The Andrews Labor Government is investing in more support for seniors, Victorians living with disability and vulnerable communities – ensuring no one is left behind as we recover from the pandemic.
Not only does the Victorian Budget 2021/22 deliver on this additional investment, it will also create new jobs and new opportunities for Victorians to care for their communities.
That’s in addition to $436.9 million delivered in last year's Budget, which invested in better support services for Victorians in need, including the delivery of our 500‑strong Recovery Workforce.
As part of Labor’s ongoing support for public sector aged care, the Budget invests $65 million to redevelop the Glenview nursing home in Rutherglen in Victoria’s northeast, and complete detailed design and planning for redevelopments of public residential aged care facilities in Camperdown and Cohuna.
An additional nearly $29 million is provided for public sector residential aged care, including support for nurse‑to‑resident ratios, ensuring older Victorians in state‑run facilities are properly supported and cared for.
This year’s Budget builds on last year’s workforce efforts, delivering $6.1 million to continue the Disability Liaison Officers program.
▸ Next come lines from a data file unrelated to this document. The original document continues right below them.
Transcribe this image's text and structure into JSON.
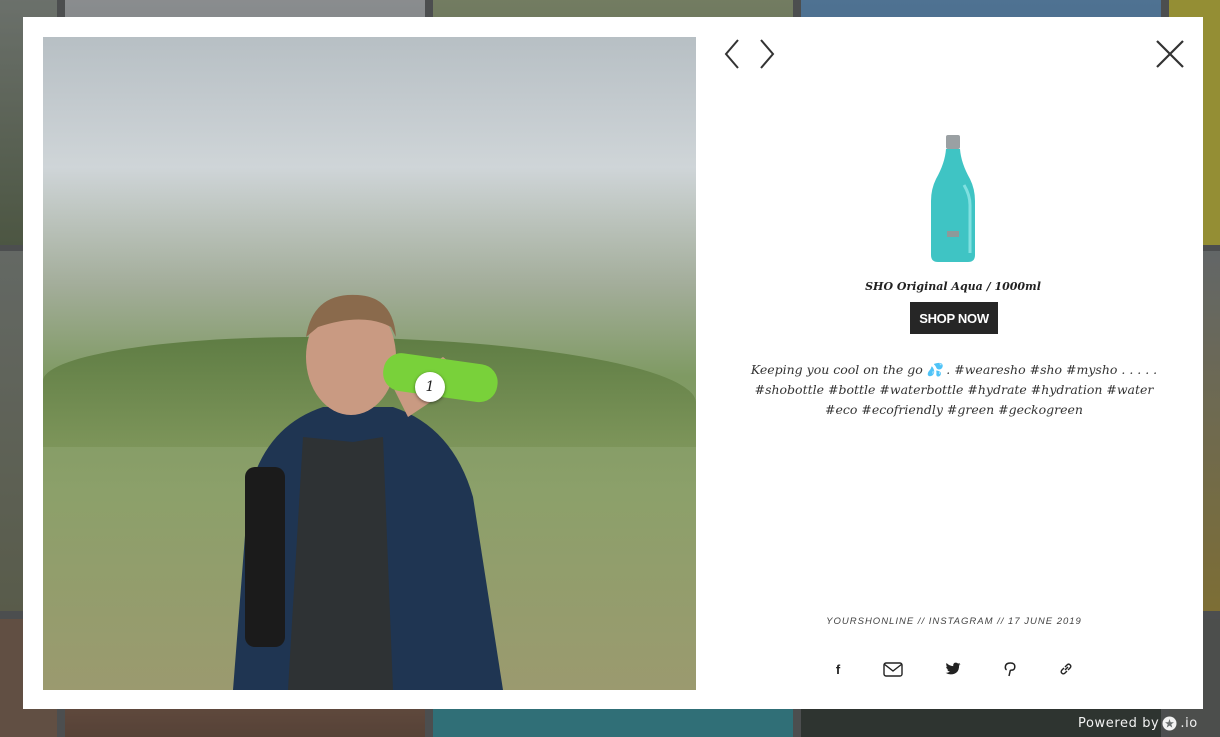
{
  "gallery": {
    "tile_count": 12
  },
  "lightbox": {
    "photo_tag_number": "1",
    "product": {
      "name": "SHO Original Aqua / 1000ml",
      "bottle_color": "#3fc4c4",
      "cta_label": "SHOP NOW"
    },
    "caption": "Keeping you cool on the go 💦 . #wearesho #sho #mysho . . . . . #shobottle #bottle #waterbottle #hydrate #hydration #water #eco #ecofriendly #green #geckogreen",
    "meta": "YOURSHONLINE // INSTAGRAM // 17 JUNE 2019",
    "share": {
      "facebook": "f",
      "icons": [
        "facebook-icon",
        "mail-icon",
        "twitter-icon",
        "pinterest-icon",
        "link-icon"
      ]
    }
  },
  "footer": {
    "powered_prefix": "Powered by",
    "powered_suffix": ".io"
  }
}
This workforce, established during the pandemic, is helping ensure Victorians living with disability can navigate our health system and access the medical help they need, when they need it. This investment will continue their work, improving access to healthcare services for all Victorians.
We’re also making it easier for Victorians living with disability and their carers with $2.5 million to deliver more fully accessible public toilets across the state known as Changing Places, on top of the 33 already funded.
A boost of $1.7 million for disability advocacy will strengthen its vital role and provide support to Victorians navigating the NDIS, and $1.4 million will improve communications with Victorians with disability before, during and after an emergency or natural disaster.
These investments also support the development of the next Victorian State Disability Plan to be launched in December, which will focus on access, inclusion and the rights of people living with disability as we recover from the pandemic.
A further $14.5 million will expand the Good Money service, which delivers no‑interest loans and financial advice to Victorians in need – providing a safe alternative to payday lenders and loan sharks.
The service will be expanded beyond shop fronts, to phone and online services so no matter where they live, Victorians will be able to access this vital financial wellbeing service – expected to support 25,000 people on low‑incomes.
The Government is working to address isolation and loneliness, with $1 million to continue the hotline operated by the Australian Red Cross, which was established during the pandemic to provide emotional support and psychological first aid.
A $400,000 investment supports the Seniors Festival’s online program – including radio and video to reach older people at home and in aged care facilities.
A further $1 million will continue the important work of the Elder Abuse Prevention Networks and to continue elder abuse identification and response in public health services.
Quotes attributable to Minister for Disability, Ageing and Carers Luke Donnellan
“As we recover, we want to make sure no one is left behind. It’s why this Budget invests in caring for Victorians – and creating new jobs for Victorians to do this important work.”
“Whether it’s caring for older Victorians in aged care, or simply being another voice on the end of the phone, these roles will be at the heart of our recovery.”
“These investments also lay the foundations for the development of the upcoming Victorian State Disability Plan, which will be at the heart of our efforts to create safer and more inclusive communities.”
Reviewed 20 May 2021